- Bikram collects a monthly licensing fee of up to $500 to use his name/logo.
There are a ton of other logistic requirements that all take place in a very specific order, as mandated by Boss. Is that really the right approach in this fast-growing, yoga-conscious marketplace?
I worry for Bikram's franchise stability given all the "illegal" (non-Bikram hot yoga) studios popping up everywhere you turn, here and abroad. It is my strong opinion that he will ultimately not be able to afford to fight all the copy-cats without an expansive, in-house legal department. Not to mention, his brand is not used consistently enough to foster Bikram loyalty. The main reason, is that people are having extremely different experiences from studio to studio. Some are hot, some are not, some smell like B.O., some smell like artificial creamsicle (UES), some have hard wood floors, some have Flotex carpet, and the physical variances go on and on. If the dialogue is the same, why not put forth more effort behind the franchise to make the user experience the same. SEX SELLS and Bikram knows that first hand. After all he's the one who taught us "no money, no honey!"

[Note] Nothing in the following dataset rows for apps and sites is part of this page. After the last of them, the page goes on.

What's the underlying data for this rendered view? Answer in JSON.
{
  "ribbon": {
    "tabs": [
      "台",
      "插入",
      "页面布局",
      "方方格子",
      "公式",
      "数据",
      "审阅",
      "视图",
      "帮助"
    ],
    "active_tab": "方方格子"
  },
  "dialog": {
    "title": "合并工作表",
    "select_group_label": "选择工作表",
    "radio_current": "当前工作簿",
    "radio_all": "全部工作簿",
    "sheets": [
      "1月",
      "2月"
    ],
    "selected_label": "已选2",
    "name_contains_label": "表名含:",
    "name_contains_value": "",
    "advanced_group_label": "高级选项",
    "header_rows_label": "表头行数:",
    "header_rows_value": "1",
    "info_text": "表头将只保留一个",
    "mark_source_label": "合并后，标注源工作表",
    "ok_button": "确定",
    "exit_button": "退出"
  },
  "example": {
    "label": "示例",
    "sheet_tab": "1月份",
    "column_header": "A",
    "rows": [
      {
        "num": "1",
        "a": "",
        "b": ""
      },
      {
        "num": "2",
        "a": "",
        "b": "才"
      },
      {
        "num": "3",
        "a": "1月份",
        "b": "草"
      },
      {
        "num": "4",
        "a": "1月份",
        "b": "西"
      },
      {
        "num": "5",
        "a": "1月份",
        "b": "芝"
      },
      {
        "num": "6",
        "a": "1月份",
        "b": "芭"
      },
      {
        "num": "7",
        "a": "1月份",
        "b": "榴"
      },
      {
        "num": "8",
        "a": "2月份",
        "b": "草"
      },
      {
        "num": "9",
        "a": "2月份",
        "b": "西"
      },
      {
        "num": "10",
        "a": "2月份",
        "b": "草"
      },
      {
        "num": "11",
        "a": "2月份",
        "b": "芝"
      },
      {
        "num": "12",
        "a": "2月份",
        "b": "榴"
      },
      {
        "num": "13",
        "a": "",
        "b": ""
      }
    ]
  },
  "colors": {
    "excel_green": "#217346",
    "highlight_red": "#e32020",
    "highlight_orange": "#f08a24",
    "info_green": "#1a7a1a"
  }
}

The two owners of existing franchises that lectured - Lisa Johnson and Jodie Peterson - seem to have it all. According to Jodie, if we just "remember our students' names and trust Bikram's guidance through the process," everything else will fall into place. Most studios that got their start 10+ years ago, seem to have a huge advantage over the newcomers to the market (and I'm sure they must have felt the same about their predecessors). Maybe I'm biased as I've got my sights set on opening in two very popular markets, which are already saturated with yoga and notorious for "red tape" and anti-competition mentalities.
The biggest change, as of late, is the one-time franchise fee that Bikram now requires for all new owners to pay. This amount was not disclosed to us, but I hear it's in the $10K range. I picked up a few other pearls of wisdom, when it comes to owning a studio. It's definitely a business that never sleeps. It's the business of saving lives, the job I always wanted to have. If it's not taken as seriously as it sounds, it will fail. There is really no easy way in, although I always manage to have a few legs up on the process, which I cannot share publicly.
Bottom line when it comes to opening a Bikram franchise - Go big or go home. Size does matter; the studio must be at least 3,000sf. All the answers to our business and logistical questions can be found in the dialogue. If we can convince our students to move with Love, we will see Green.